How Technology can improve recycling plants


Technology is already involved in existing recycling processes to increase speed and efficiency. For the future of recycling, processes and operations will be designed around robotic systems, making them more adaptable to the growing amount of separate plastics and other waste materials.

With society set to continue producing more waste year upon year, robotic waste recycling will be necessary to meet the needs of a new circular economy. Robotic solutions have advantages over conventional recycling, and as quality requirements get tighter, systems will require recycler-robotic machines to combat the problem.

The future of waste management seems intertwined with robotics. Plans of automated waste trucks equipped with smart sensors are rumoured. Trucks that can automatically notify recycling stations about incoming waste types so sorting lines can autonomously switch sorting settings.

With robotics, sorting lines can become fully automated lines that work 24/7. Every piece of waste that comes through the system can be measured and monitored. Although they sound like something lifted straight from a sci-fi novel, these high-performance machines are commercially available today.

Future Challenges

The vision for the future of robotic waste separation and processing is looking towards Artificial Intelligence (AI). Waste management is one of the most challenging unstructured industries there is. Robots that combine machine learning and sensors to work these unstructured environments will go a long way to achieving future recycling targets.

The applications including robots and AI will improve over time. More precise and smarter software will be developed, with masses of accumulated sensor data that can perfect advanced algorithms. Being able to teach AI to handle new waste types and make the overall system more efficient is the main future challenge robotic waste separation faces.
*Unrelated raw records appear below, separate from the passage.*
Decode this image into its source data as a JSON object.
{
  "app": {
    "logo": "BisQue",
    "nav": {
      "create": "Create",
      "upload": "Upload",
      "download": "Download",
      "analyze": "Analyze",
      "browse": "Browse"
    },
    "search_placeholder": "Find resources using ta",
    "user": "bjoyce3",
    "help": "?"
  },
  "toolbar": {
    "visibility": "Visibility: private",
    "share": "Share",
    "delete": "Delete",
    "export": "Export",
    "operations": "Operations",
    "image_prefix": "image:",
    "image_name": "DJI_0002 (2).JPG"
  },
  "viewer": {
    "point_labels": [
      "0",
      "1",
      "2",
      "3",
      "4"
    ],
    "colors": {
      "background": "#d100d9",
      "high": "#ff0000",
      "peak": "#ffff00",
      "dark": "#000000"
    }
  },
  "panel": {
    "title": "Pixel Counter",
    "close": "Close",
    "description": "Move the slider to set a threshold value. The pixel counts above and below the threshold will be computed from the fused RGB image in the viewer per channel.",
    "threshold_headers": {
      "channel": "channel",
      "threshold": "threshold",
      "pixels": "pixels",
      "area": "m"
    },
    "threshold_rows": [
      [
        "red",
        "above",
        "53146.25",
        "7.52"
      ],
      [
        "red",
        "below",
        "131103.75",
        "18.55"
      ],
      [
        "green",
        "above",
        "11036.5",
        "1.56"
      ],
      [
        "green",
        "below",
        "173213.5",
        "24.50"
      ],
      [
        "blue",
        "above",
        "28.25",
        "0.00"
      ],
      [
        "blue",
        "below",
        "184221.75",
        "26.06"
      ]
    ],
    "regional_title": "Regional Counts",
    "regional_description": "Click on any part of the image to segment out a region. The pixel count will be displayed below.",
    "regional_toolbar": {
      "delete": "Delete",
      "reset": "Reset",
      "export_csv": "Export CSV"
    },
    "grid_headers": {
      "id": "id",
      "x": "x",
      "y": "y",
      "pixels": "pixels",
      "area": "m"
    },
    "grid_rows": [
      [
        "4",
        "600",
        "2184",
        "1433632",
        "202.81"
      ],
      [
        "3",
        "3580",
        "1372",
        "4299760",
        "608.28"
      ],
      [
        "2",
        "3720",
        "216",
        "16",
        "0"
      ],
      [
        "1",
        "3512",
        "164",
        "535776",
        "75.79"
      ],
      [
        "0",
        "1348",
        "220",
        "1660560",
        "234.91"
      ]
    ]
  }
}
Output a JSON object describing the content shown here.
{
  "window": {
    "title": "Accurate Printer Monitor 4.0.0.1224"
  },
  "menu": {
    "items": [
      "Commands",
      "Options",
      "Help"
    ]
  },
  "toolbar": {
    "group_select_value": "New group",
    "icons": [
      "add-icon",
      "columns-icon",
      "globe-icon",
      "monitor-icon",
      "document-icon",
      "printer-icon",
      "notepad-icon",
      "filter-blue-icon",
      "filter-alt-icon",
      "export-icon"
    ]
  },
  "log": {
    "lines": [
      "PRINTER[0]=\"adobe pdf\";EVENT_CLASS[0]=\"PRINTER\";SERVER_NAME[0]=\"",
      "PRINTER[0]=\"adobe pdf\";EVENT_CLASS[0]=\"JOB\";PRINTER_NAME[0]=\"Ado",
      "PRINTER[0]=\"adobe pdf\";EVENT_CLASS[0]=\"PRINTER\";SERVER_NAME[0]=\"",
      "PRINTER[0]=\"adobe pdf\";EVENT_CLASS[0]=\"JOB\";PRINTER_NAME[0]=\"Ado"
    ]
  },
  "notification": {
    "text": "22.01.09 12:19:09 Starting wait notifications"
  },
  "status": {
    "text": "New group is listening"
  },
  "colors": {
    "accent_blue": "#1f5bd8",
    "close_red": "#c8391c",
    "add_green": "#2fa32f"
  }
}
As future developments get underway, the software required to run these robotic waste recycling plants will catch up to existing hardware.